Molecular Anatomy of a Trafficking Organelle
EVIDENCE FOR RECYCLING OF SYNAPTIC VESICLE MEMBRANE DURING TRANSMITTER RELEASE AT THE FROG NEUROMUSCULAR JUNCTION
During stimulation the intracellular compartments of this synapse change shape and take up extracellular protein in a manner which indicates that synaptic vesicle membrane added to the surface during exocytosis is retrieved by coated vesicles and recycled into new synaptic vESicles by way of intermediate cisternae.
Caveolin, a protein component of caveolae membrane coats
Lack of acidification in Mycobacterium phagosomes produced by exclusion of the vesicular proton-ATPase.

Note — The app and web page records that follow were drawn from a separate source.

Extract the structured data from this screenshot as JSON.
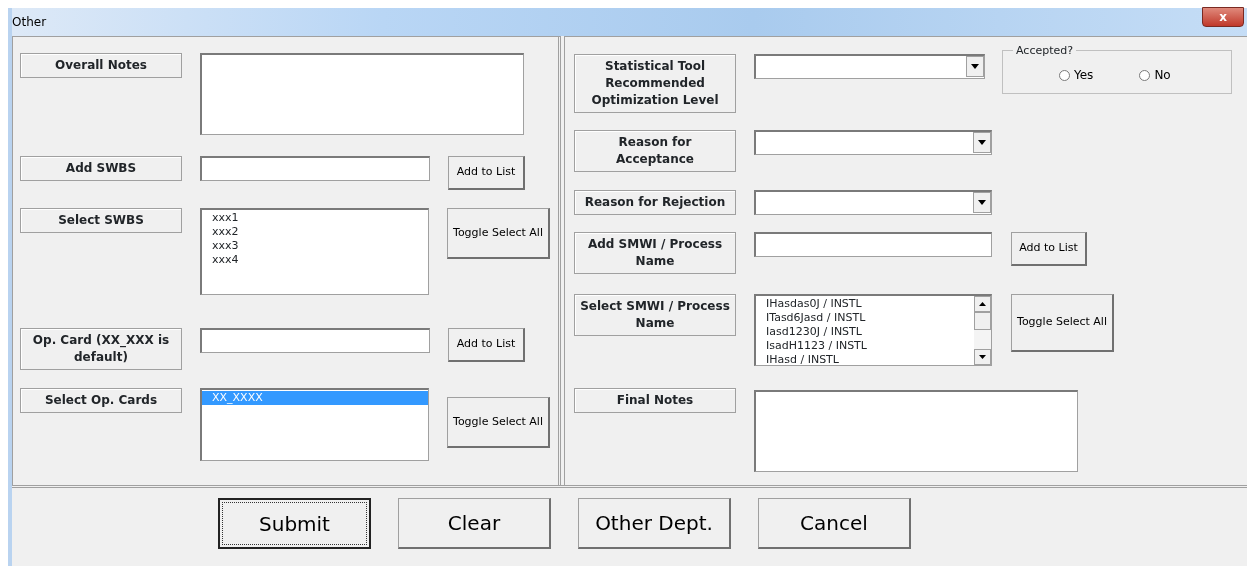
{
  "window": {
    "title": "Other",
    "close_button": "x"
  },
  "left_rows": [
    {
      "label": "Overall Notes",
      "control": {
        "kind": "textarea"
      }
    },
    {
      "label": "Add SWBS",
      "control": {
        "kind": "input"
      },
      "button": "Add to List"
    },
    {
      "label": "Select SWBS",
      "control": {
        "kind": "list",
        "items": [
          {
            "text": "xxx1",
            "selected": false
          },
          {
            "text": "xxx2",
            "selected": false
          },
          {
            "text": "xxx3",
            "selected": false
          },
          {
            "text": "xxx4",
            "selected": false
          }
        ]
      },
      "button": "Toggle Select All"
    },
    {
      "label": "Op. Card (XX_XXX is default)",
      "control": {
        "kind": "input"
      },
      "button": "Add to List"
    },
    {
      "label": "Select Op. Cards",
      "control": {
        "kind": "list",
        "items": [
          {
            "text": "XX_XXXX",
            "selected": true
          }
        ]
      },
      "button": "Toggle Select All"
    }
  ],
  "right_rows": [
    {
      "label": "Statistical Tool Recommended Optimization Level",
      "control": {
        "kind": "combo"
      },
      "group": {
        "title": "Accepted?",
        "options": [
          {
            "label": "Yes",
            "selected": false
          },
          {
            "label": "No",
            "selected": false
          }
        ]
      }
    },
    {
      "label": "Reason for Acceptance",
      "control": {
        "kind": "combo"
      }
    },
    {
      "label": "Reason for Rejection",
      "control": {
        "kind": "combo"
      }
    },
    {
      "label": "Add SMWI / Process Name",
      "control": {
        "kind": "input"
      },
      "button": "Add to List"
    },
    {
      "label": "Select SMWI / Process Name",
      "control": {
        "kind": "list",
        "scrollable": true,
        "items": [
          {
            "text": "IHasdas0J / INSTL",
            "selected": false
          },
          {
            "text": "ITasd6Jasd / INSTL",
            "selected": false
          },
          {
            "text": "Iasd1230J / INSTL",
            "selected": false
          },
          {
            "text": "IsadH1123 / INSTL",
            "selected": false
          },
          {
            "text": "IHasd / INSTL",
            "selected": false
          }
        ]
      },
      "button": "Toggle Select All"
    },
    {
      "label": "Final Notes",
      "control": {
        "kind": "textarea"
      }
    }
  ],
  "buttons": [
    {
      "label": "Submit",
      "focused": true
    },
    {
      "label": "Clear",
      "focused": false
    },
    {
      "label": "Other Dept.",
      "focused": false
    },
    {
      "label": "Cancel",
      "focused": false
    }
  ]
}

Immunoelectron microscopy of infected macrophages and immunoblotting of isolated phagosomes showed that Mycobacterium vacuoles acquire the lysosomal membrane protein LAMP-1, but not the vesicular proton-adenosine triphosphatase (ATPase) responsible for phagosomal acidification.
Role of Escherichia coli Curli Operons in Directing Amyloid Fiber Formation
Biochemical, biophysical, and imaging analyses revealed that fibers produced by Escherichia coli called curli were amyloid, and curli biogenesis was dependent on the nucleation-precipitation machinery requiring the CsgE and CsgF chaperone-like and nucleator proteins, respectively.
Intracellular Bacterial Biofilm-Like Pods in Urinary Tract Infections
It is discovered that the intracellular bacteria matured into biofilms, creating pod-like bulges on the bladder surface, which explains how bladder infections can persist in the face of robust host defenses.
Induction and evasion of host defenses by type 1-piliated uropathogenic Escherichia coli.
Structure and Conformational Changes in NSF and Its Membrane Receptor Complexes Visualized by Quick-Freeze/Deep-Etch Electron Microscopy
Hypertonic media inhibit receptor-mediated endocytosis by blocking clathrin-coated pit formation
In spite of their seeming unrelatedness, both K+ depletion and hypertonic treatment cause coated pits to disappear, and both induce abnormal clathrin polymerization into empty microcages, which suggests that in both cases, an abnormal formation of microc cages inhibits endocytosis.
Drosophila Spire is an actin nucleation factor
Drosophila protein Spire represents a third class of actin nucleation factor that nucleates new filaments at a rate similar to that of the formin family of proteins but slower than in the activated Arp2/3 complex, and it remains associated with the slow-growing pointed end of the new filament.